Thoughts: I don’t get why the Rodowskys don’t just hire Mallory to tutor Shea, since she was so awesome with Buddy Barrett.
Non-sports-lover Mary Anne knows Jackie Robinson played for the Dodgers? Doubtful.
So Claudia’s failing English, her parents and Janine apparently don’t help her with her homework anymore, and they let 13-year-olds tutor her. They really don’t care, do they? They’ve already put all their eggs in Janine’s basket.
Why does Shea ask Claudia to help him with his spelling right after she tells him she’s bad at it? I think he should also ask for help with listening.
December 4, 2010
Summary: Dana Larson and Aaron Dallas both decide they’re totally over love, which makes Elizabeth want to fix them up. She and Todd engage in the bet of the title – if Dana and Aaron get together, Elizabeth wins; if not, Todd wins. They start inviting Aaron and Dana out to various places they’re going, and eventually the two realize they have a lot more in common than they thought. So of course, they fall in loooooooove with each other.
But then Todd meddles, sending Dana an anonymous note, supposedly from Aaron, to make her think he wants more than just a friendship, even though they both keep saying they don’t. Dana thinks Aaron’s going to profess his love, but then she finds out the note is from Todd and realizes he and Elizabeth were behind the whole set-up. She also thinks Aaron doesn’t looooooove her, and she’s humiliated and storms off. When she confronts Elizabeth, Liz and Todd get into a fight over the note, so now everyone in the situation is mad.
Aaron, who was kind of out of the loop, figures out what’s happening and tells Dana he has fallen for her and wants to try out a relationship. (Crap, Elizabeth’s meddling paid off.) Then the two of them send Elizabeth and Todd notes from each other to get them back together. Blah blah blah, happily ever after, blah blah blah.
In the B plot, there’s a Battle of the Bands coming up, and the winner gets to open for a band at a really cool club (a surprisingly good prize for an SVH book). Jessica wants to get closer to famous people, and she figures this is a way to get a foot in the door. No, she’s not starting a band (which would be more fun) – she decides she wants to be a roadie for one of the bands in the competition. Except the only band that needs a roadie is a metal group called Spontaneous Combustion, and the guys are all jerks. Jessica enlists Lila to roadie with her, apparently thinking Lila would be caught dead carrying heavy equipment for people she can’t stand, and in the end Jessica accidentally blows the band’s amps and they can’t compete anyway.
There are a number of references in this book to things that come up in future books – the friendship between two guys named Andy and Neil, a girl named Claire Middleton, and a rocker named Jamie Peters. So I guess we should stay tuned?
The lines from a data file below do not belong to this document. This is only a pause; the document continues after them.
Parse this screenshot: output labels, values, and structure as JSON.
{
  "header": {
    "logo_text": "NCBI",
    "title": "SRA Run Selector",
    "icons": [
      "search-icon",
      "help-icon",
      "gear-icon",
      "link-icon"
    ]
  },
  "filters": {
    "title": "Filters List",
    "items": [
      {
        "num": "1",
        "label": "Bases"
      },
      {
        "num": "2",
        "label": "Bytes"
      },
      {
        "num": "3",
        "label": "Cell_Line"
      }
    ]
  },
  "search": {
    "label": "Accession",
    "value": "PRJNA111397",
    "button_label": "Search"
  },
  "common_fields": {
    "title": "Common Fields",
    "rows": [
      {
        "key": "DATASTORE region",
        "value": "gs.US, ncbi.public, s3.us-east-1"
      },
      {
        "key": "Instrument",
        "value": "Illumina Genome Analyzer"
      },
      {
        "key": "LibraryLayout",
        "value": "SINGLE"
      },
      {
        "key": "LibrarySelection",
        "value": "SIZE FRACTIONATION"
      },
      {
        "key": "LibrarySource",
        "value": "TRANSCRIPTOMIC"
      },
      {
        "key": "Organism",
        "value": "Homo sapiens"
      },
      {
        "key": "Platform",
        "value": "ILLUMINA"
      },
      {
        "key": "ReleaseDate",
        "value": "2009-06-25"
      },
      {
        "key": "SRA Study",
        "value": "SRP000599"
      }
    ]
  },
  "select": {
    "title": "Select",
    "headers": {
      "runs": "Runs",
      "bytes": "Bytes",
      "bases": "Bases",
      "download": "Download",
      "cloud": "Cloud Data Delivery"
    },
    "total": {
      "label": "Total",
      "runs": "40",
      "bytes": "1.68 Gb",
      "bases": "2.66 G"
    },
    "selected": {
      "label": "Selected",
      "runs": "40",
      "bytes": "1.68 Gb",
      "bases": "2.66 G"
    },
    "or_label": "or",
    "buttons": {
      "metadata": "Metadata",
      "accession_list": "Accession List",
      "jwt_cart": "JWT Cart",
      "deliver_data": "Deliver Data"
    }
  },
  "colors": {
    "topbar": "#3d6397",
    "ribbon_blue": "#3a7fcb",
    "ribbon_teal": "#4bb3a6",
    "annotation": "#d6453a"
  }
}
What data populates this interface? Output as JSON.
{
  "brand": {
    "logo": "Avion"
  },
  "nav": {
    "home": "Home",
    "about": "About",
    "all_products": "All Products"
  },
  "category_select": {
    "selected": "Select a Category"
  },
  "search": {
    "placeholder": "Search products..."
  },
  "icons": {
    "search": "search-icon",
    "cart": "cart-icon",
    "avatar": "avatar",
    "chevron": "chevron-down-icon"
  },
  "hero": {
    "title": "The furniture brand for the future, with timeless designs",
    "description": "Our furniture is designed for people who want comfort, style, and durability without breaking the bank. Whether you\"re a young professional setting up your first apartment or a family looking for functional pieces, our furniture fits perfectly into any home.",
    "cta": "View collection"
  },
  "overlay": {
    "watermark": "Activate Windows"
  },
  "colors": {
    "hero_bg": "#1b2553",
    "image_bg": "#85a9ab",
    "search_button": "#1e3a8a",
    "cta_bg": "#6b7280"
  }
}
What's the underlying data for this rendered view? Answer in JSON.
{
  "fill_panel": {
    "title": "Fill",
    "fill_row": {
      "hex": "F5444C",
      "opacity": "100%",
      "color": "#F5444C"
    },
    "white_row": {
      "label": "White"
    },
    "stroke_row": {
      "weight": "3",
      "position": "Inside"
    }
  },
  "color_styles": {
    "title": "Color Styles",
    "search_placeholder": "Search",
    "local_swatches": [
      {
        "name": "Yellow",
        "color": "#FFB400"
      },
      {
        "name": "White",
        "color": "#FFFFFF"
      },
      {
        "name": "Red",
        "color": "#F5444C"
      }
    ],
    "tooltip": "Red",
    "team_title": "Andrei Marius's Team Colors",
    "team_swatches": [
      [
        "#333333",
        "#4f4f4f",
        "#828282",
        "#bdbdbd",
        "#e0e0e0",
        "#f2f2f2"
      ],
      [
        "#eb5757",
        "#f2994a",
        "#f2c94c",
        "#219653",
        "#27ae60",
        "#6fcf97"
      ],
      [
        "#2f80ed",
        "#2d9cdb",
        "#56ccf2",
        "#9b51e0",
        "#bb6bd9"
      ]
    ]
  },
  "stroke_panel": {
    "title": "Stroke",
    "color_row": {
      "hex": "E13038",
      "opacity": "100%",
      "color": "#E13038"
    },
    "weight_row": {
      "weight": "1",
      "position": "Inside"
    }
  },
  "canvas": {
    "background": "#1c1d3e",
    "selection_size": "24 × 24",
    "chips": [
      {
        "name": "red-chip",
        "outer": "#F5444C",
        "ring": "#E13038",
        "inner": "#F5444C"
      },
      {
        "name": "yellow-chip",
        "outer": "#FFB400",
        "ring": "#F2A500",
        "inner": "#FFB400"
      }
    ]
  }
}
Thoughts: As proposed by Todd, the loser of the bet has to grant the winner three wishes. Todd, have you ever even tried not being lame?
“A talented, independent woman doesn’t need a man in order to feel complete!” You do know you’re in Sweet Valley, right, Dana?
Jessica thinks Spontaneous Combustion is a professional-sounding name for a band. Probably because it has so many syllables. Also, why does she think Lazarus is the lead singer’s real last name? Does she think Spy is his real first name?
Ghostwriter, teenagers do not go to Adam’s Rib or outdoor jazz concerts! They go to horror movies and rock concerts! FOR THE LOVE OF BRUCE, WOMAN!
“What does a jock know about music?” Clearly Dana is not a Glee fan.